#### Exercise data

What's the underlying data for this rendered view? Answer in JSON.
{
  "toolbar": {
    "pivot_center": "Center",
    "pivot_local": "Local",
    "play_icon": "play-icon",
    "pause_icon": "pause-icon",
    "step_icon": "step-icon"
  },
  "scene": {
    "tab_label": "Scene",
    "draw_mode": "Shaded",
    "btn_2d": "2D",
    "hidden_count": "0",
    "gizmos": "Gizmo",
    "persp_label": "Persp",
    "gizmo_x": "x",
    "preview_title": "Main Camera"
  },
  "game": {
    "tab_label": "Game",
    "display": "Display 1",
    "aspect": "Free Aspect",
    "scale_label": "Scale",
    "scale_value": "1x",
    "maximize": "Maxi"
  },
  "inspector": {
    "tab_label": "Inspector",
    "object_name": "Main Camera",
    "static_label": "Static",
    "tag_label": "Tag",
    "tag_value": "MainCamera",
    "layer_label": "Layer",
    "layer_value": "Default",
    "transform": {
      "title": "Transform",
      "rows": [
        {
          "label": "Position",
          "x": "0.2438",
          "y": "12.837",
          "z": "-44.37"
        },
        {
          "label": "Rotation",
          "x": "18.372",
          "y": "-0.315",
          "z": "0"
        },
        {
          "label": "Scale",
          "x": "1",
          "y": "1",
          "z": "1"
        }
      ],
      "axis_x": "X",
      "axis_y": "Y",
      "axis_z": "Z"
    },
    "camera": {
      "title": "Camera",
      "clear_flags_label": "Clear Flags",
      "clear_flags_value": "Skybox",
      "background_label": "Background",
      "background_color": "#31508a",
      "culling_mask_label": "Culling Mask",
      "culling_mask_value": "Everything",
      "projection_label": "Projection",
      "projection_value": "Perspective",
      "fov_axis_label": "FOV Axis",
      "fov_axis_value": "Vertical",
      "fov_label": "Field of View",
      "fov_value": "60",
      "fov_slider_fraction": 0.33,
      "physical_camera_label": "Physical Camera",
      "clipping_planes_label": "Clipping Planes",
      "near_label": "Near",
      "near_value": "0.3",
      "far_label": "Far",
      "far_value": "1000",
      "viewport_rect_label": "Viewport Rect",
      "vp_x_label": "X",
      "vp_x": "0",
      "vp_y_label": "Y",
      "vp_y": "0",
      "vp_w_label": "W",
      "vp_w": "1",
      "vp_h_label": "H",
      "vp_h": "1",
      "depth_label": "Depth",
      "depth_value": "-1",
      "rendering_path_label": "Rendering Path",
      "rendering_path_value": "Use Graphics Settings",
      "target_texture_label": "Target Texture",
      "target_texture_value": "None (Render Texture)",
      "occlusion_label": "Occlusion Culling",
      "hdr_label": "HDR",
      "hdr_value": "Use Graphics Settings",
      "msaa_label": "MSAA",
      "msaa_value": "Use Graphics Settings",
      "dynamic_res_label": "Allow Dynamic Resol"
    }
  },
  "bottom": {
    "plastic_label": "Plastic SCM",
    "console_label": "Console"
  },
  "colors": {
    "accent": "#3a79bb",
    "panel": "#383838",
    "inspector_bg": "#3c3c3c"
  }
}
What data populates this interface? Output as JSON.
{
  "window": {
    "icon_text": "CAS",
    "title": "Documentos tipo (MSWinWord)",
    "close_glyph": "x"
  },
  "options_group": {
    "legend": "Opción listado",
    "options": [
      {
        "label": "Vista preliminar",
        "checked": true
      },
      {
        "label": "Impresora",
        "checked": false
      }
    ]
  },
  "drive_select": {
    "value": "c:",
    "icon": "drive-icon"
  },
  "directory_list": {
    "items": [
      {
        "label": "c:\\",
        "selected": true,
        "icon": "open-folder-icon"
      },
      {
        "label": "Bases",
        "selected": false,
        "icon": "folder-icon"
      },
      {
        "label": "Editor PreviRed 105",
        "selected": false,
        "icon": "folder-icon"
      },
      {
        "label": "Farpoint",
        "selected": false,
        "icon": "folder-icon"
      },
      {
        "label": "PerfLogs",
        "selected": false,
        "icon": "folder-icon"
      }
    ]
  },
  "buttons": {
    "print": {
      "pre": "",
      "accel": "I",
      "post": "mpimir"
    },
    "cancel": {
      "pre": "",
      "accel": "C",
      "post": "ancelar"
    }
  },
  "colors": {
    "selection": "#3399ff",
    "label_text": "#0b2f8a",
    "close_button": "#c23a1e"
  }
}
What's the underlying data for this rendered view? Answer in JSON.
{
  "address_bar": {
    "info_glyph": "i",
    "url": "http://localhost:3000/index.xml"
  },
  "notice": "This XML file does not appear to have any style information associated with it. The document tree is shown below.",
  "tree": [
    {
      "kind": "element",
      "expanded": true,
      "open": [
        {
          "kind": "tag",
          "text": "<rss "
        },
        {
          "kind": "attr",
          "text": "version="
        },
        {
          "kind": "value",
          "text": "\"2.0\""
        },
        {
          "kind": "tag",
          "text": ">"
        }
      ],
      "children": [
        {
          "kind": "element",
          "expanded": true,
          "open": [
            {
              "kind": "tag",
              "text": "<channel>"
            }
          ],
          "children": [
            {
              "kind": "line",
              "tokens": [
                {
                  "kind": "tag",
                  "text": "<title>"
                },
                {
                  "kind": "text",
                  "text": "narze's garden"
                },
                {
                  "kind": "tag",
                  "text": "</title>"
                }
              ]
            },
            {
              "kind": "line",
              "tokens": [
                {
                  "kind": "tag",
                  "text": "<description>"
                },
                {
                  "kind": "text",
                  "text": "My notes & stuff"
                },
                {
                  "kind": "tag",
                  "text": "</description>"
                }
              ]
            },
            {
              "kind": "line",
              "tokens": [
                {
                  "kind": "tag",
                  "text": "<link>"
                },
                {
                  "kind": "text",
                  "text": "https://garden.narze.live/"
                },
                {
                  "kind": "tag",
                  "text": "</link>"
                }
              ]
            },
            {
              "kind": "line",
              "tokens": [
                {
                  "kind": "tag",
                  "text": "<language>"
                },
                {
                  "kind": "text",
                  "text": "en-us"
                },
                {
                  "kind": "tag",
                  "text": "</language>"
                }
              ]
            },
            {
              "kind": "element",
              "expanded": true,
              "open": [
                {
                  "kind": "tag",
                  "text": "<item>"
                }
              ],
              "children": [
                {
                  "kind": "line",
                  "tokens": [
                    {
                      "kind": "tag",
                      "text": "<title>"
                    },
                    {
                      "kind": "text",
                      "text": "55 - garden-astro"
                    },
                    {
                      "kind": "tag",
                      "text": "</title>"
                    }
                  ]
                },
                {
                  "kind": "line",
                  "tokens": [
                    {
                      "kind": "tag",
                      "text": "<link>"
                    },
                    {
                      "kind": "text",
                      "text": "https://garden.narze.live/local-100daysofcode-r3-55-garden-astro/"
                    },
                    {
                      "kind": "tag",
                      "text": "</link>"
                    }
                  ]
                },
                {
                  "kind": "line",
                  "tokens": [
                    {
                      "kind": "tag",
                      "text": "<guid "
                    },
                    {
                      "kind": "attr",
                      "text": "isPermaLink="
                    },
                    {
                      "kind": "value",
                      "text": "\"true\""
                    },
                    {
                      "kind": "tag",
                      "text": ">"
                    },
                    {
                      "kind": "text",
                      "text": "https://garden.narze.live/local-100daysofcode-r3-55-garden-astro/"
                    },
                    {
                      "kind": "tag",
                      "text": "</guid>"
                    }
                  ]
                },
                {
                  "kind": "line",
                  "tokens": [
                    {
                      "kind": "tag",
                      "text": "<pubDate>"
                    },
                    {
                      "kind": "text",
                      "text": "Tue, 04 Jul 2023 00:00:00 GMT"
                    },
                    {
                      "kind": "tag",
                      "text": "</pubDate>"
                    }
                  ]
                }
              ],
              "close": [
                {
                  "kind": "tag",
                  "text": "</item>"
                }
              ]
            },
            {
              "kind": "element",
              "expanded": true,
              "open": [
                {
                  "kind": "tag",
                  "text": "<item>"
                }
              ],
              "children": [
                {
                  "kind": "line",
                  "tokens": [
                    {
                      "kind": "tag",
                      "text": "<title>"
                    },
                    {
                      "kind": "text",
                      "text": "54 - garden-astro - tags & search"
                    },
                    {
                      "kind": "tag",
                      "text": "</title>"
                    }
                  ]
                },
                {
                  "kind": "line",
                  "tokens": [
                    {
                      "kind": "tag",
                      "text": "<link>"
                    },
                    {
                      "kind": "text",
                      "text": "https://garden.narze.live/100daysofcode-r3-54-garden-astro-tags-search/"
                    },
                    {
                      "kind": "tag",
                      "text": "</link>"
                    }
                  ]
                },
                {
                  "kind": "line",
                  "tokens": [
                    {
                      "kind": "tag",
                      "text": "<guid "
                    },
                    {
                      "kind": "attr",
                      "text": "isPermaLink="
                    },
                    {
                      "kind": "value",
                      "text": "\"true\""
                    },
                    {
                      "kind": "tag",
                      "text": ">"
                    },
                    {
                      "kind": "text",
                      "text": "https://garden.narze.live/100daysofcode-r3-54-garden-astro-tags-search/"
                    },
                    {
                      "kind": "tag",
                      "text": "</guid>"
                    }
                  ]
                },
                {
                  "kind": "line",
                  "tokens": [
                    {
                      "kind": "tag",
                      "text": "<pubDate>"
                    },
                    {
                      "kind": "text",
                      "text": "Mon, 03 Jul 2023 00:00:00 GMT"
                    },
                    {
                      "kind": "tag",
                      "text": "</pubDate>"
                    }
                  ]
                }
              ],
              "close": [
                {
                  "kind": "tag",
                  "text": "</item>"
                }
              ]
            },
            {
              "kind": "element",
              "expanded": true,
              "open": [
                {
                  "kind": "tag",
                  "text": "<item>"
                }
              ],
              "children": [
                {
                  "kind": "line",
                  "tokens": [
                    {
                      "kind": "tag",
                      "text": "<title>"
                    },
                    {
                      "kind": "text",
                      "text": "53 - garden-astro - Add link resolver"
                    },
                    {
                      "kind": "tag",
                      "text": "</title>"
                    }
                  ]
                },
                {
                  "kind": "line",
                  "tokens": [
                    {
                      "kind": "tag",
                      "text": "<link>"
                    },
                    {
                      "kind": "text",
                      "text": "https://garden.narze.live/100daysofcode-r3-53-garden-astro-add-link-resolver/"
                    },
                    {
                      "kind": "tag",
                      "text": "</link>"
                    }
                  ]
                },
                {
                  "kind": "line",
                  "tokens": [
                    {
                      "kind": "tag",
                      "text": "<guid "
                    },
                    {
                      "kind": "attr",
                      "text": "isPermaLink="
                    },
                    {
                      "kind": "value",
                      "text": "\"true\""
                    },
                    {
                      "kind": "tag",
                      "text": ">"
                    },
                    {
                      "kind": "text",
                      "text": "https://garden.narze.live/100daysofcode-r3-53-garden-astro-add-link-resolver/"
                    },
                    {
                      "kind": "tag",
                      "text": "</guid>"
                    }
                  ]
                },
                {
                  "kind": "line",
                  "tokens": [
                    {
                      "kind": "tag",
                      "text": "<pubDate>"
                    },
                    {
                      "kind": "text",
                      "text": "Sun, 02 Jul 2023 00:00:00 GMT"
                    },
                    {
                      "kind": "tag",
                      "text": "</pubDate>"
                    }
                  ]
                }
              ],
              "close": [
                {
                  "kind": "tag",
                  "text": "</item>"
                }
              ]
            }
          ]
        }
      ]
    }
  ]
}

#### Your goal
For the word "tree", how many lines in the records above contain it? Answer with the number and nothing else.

#### Solved problem
2